Medication isn’t always necessary to treat depression, but it can be helpful for many people in combination with therapy. Experts believe antidepressants work by increasing mood-boosting brain chemicals called neurotransmitters, such as serotonin, dopamine, and norepinephrine. In many cases, having more of these neurotransmitters circulating in your brain can help you feel better.
Antidepressants generally take at least four to eight weeks to have an effect. During that time, your health-care provider will closely monitor your progress and any side effects you may have.
Sometimes you need to try a few different medications before you find one that works well for you. It can be frustrating, but it’s common and you can get through it with support and time. The key is stay in touch with your doctor and not give up.
If you feel better over time, your provider may suggest gradually decreasing (or tapering off) your medication.
Lifestyle changes also are an important part of depression treatment. A half-hour of exercise a few times a week, for example, has been shown to significantly lower symptoms of depression. Creating and sticking with a routine can help you make sure you’re getting enough sleep, which is critical to your mental health and can help you feel more stable and ready for challenges. Small changes can help you gradually take back your life and reconnect with the activities and people you love.
Treating Depression Can Take Time—but the Journey Is Worth It
Think of depression treatment like going on a long hike up a mountain. Depression can feel like you’re carrying a heavy backpack you never asked for. Sometimes it’s filled with so much weight that it’s hard to keep moving forward. Therapy, along with medication, can help slowly release the weight you’re carrying.
Think of your mental-health-care provider as your guide. They can help you pace yourself, track your progress, and hit mile markers. The terrain is varied and tougher to climb in some spots, and there’s no quick fix or escalator to fast-track you to the top. But over time, you can learn new skills, begin to enjoy parts of the process, start feeling better, and finally find yourself in a place where you like the view.

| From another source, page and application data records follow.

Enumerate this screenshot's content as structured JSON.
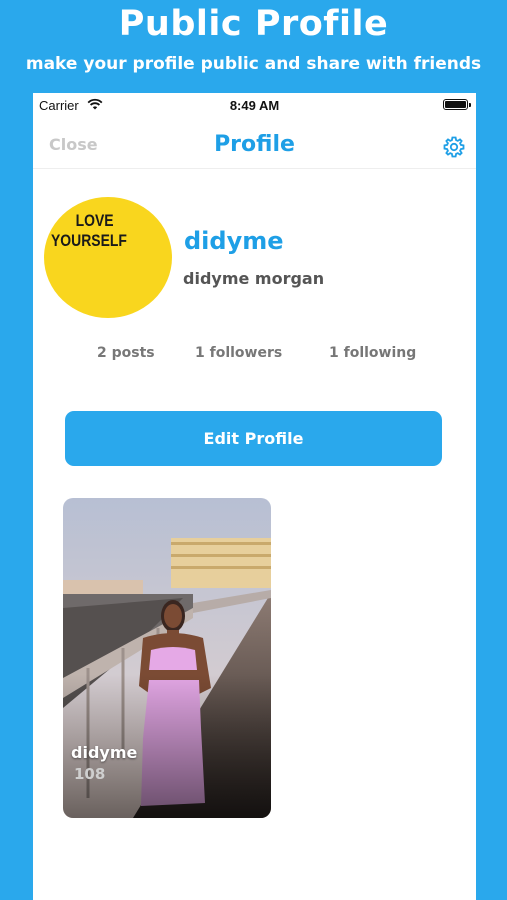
{
  "banner": {
    "title": "Public Profile",
    "subtitle": "make your profile public and share  with friends"
  },
  "status_bar": {
    "carrier": "Carrier",
    "time": "8:49 AM"
  },
  "nav": {
    "close_label": "Close",
    "title": "Profile",
    "settings_icon": "gear-icon"
  },
  "profile": {
    "avatar_text_line1": "LOVE",
    "avatar_text_line2": "YOURSELF",
    "username": "didyme",
    "full_name": "didyme morgan",
    "stats": {
      "posts": "2 posts",
      "followers": "1 followers",
      "following": "1 following"
    },
    "edit_button_label": "Edit Profile"
  },
  "posts": [
    {
      "user": "didyme",
      "count": "108"
    }
  ],
  "colors": {
    "accent": "#2aa8ec",
    "title_blue": "#1e9fe6",
    "avatar_yellow": "#f9d61e"
  }
}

Check out these articles to learn more about depression and get the help you—or someone you care about—needs: